– On Day 23 we viewed Big Bear Lake from a ridge high above, with snow-capped peaks rising behind the town. Beautiful!
– We are feeling strong and continue to increase our daily mileage. Here’s a summary of the ground we’ve trod in the last five days:
Day 21: Creek side Camp (235.5)-North of Onyx Summit (252.5); 17 miles
Day 22: North of Onyx Summit (Mile 252.5)-Near Doble Trail Camp (Mile 268.5); 16 miles
Day 23: Near Doble Trail Camp (Mile 268.5)-Holcomb Creek (Mile 286.5); 18 miles
Day 24: Holcomb Creek (Mile 286.5)-Deep Creek (Mile 303.5); 17 miles
Day 25: Deep Creek (Mile 303.5)-Uphill from Grass Valley Creek (Mile 320); 16.5 miles



    1. I cut about six inches off before the hike so it would be less tangly, but it still fits in a ponytail.

      The toad was very patient while Chris took its portrait. Maybe it enjoyed posing!


    1. Thanks Barb, so glad you found it interesting. Living by LNT principles in the wild can lead to a greater appreciation for everything needed to sustain life.

      I’m enjoying my new name. It’s strange to get used to introducing myself to other hikers with that name, but less strange because many other hikers have unusual names of their own!

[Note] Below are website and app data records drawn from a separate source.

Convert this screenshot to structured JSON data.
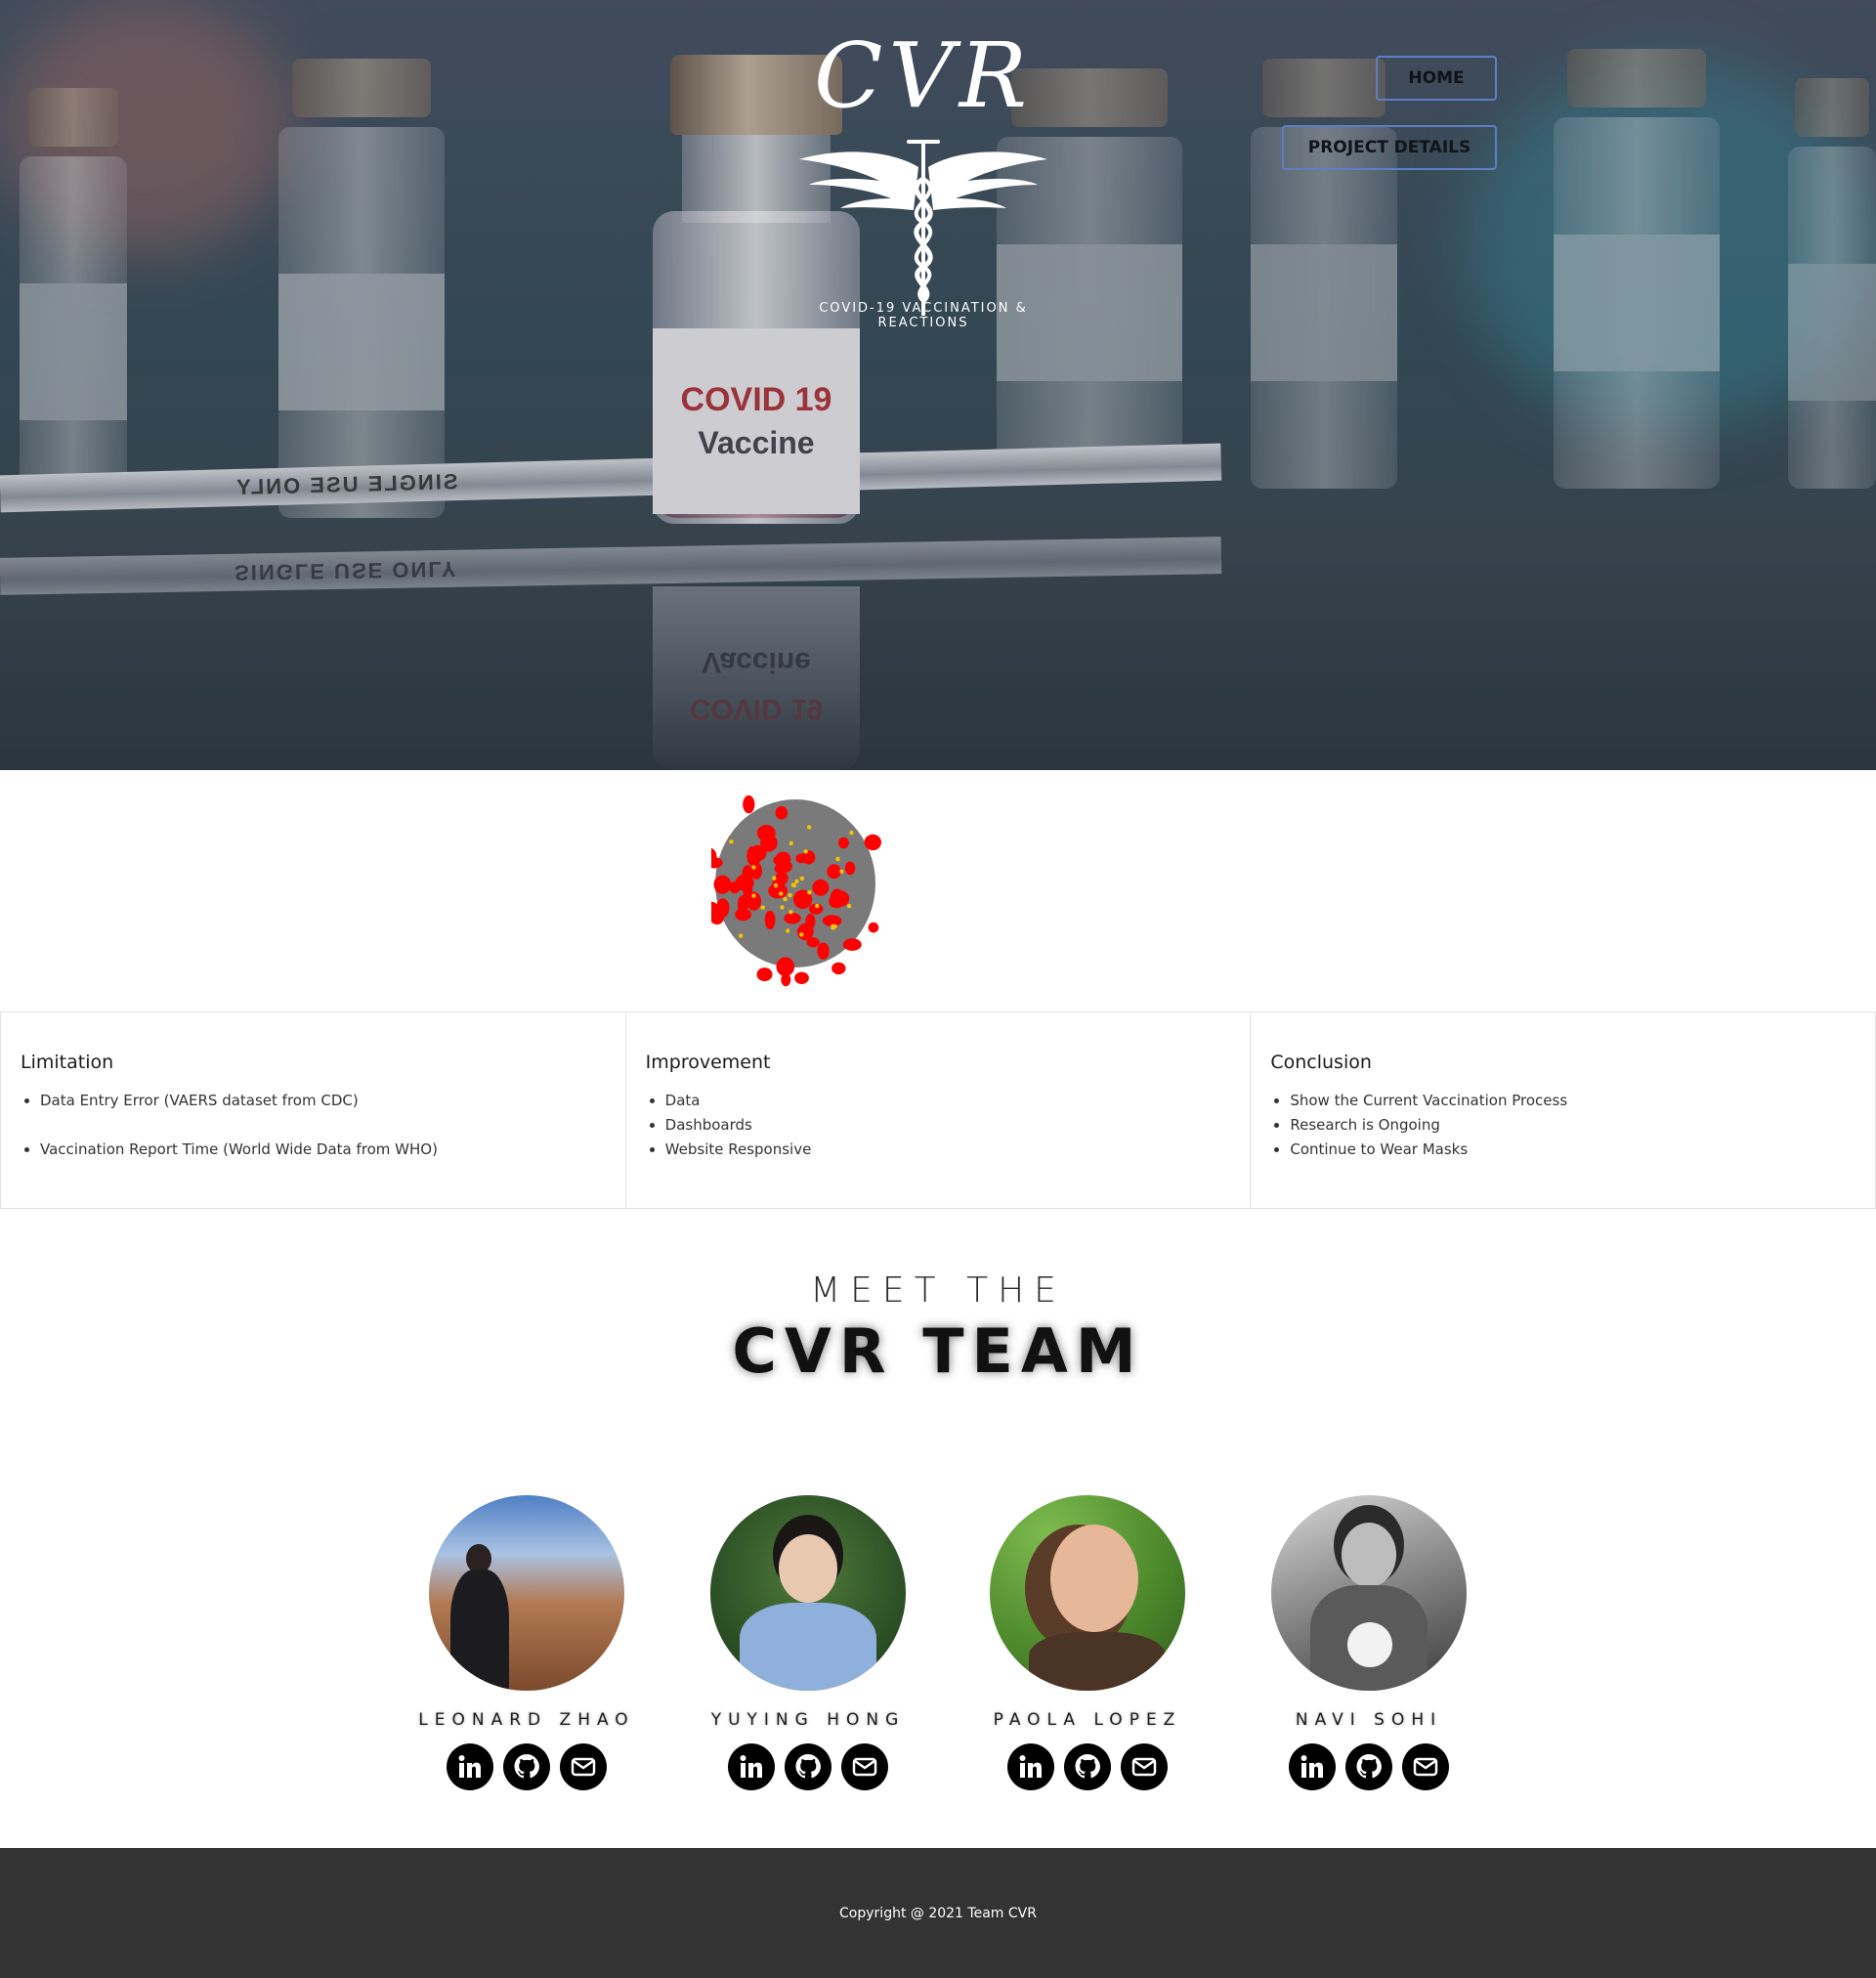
{
  "hero": {
    "vial_label_line1": "COVID 19",
    "vial_label_line2": "Vaccine",
    "syringe_text": "SINGLE USE ONLY"
  },
  "logo": {
    "mark": "CVR",
    "tagline": "COVID-19 VACCINATION & REACTIONS"
  },
  "nav": {
    "home": "HOME",
    "project_details": "PROJECT DETAILS"
  },
  "panels": [
    {
      "title": "Limitation",
      "items": [
        "Data Entry Error (VAERS dataset from CDC)",
        "Vaccination Report Time (World Wide Data from WHO)"
      ]
    },
    {
      "title": "Improvement",
      "items": [
        "Data",
        "Dashboards",
        "Website Responsive"
      ]
    },
    {
      "title": "Conclusion",
      "items": [
        "Show the Current Vaccination Process",
        "Research is Ongoing",
        "Continue to Wear Masks"
      ]
    }
  ],
  "team": {
    "meet": "MEET THE",
    "title": "CVR TEAM",
    "members": [
      {
        "name": "LEONARD ZHAO",
        "icons": [
          "linkedin-icon",
          "github-icon",
          "email-icon"
        ]
      },
      {
        "name": "YUYING HONG",
        "icons": [
          "linkedin-icon",
          "github-icon",
          "email-icon"
        ]
      },
      {
        "name": "PAOLA LOPEZ",
        "icons": [
          "linkedin-icon",
          "github-icon",
          "email-icon"
        ]
      },
      {
        "name": "NAVI SOHI",
        "icons": [
          "linkedin-icon",
          "github-icon",
          "email-icon"
        ]
      }
    ]
  },
  "footer": {
    "copyright": "Copyright @ 2021 Team CVR"
  },
  "colors": {
    "nav_border": "#5d7fc2",
    "footer_bg": "#333333",
    "virus_core": "#7a7a7a",
    "virus_spike": "#ff0000",
    "virus_dot": "#f5c400"
  }
}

  1. Great post on leaving no trace. Shutterbug is indeed perfect for you Chris. A wonderful combination of nature and technology!


    1. Thanks! I was definitely happy to get that name. That’s a good point about the technology and nature combination. I guess our blog is another aspect of that.

      We figured not everyone had heard about LNT, so it would be good to share. Glad you liked it!


  2. When you’re hiking, do you see evidence of other hikers being inconsiderate? Does everyone “leave no trace?” Just wondering.


    1. Most hikers follow the Leave No Trace principles. Some do not, but I believe that is typically due to a lack of understanding, not of deliberate disregard. Part of the reason we wrote this LNT post was to teach other hikers how to keep the wilderness pristine for the next hiker.

      It was great to spend more time with you in Big Bear. And glad you joined on the day hike!


  3. Very helpful. Considering a thru hike on the PCT and it helps having insight from a woman as well. I am so full of questions. This was helpful. Thank you!


Leave a Reply

Fill in your details below or click an icon to log in:

WordPress.com Logo

You are commenting using your WordPress.com account. Log Out /  Change )

Facebook photo

You are commenting using your Facebook account. Log Out /  Change )

Connecting to %s

%d bloggers like this: